▶ DIRECTIONS:
Every line holding the string "TEST" is to be copied from the entries below.

(Beginning of TASK DATA)

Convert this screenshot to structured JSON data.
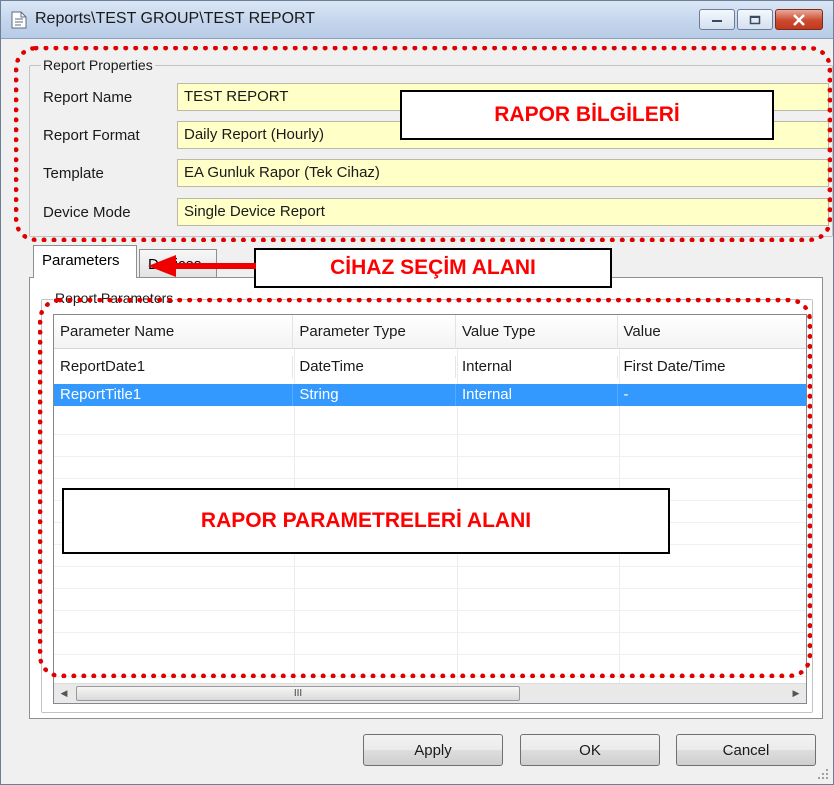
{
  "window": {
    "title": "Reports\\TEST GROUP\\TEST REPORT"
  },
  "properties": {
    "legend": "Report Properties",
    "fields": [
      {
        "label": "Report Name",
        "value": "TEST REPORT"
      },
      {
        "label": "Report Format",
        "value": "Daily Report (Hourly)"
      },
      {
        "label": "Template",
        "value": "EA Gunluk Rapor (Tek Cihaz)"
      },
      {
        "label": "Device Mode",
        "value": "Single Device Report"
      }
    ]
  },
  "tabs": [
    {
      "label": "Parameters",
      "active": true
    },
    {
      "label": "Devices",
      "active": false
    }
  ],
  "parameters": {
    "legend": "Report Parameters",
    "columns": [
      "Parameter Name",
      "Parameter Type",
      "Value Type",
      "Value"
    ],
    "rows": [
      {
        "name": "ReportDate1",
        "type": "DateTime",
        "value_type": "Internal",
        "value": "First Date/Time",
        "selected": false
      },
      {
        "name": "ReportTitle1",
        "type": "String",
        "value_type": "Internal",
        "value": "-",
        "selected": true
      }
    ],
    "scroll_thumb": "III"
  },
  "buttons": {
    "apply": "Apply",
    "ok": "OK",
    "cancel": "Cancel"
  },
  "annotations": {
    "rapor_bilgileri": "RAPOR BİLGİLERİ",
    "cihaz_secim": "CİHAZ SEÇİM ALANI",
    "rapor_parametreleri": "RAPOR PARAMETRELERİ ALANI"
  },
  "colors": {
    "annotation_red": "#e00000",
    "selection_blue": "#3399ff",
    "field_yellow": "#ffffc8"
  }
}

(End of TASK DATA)
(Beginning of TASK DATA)

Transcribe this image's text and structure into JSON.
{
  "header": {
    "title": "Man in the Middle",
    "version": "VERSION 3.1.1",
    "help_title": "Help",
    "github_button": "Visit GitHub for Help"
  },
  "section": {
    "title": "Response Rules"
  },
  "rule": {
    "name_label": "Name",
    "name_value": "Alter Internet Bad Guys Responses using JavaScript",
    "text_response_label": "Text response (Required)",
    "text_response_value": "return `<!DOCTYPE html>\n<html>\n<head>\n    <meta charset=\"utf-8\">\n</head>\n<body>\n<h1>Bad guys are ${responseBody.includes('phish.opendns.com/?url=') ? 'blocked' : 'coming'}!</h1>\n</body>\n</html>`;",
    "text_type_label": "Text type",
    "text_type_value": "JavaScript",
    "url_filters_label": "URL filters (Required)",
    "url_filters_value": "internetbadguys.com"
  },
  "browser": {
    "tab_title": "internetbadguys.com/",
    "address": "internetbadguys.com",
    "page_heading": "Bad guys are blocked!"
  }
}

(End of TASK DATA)

▶ ANSWER SECTION:
    "title": "Reports\\TEST GROUP\\TEST REPORT"
        "value": "TEST REPORT"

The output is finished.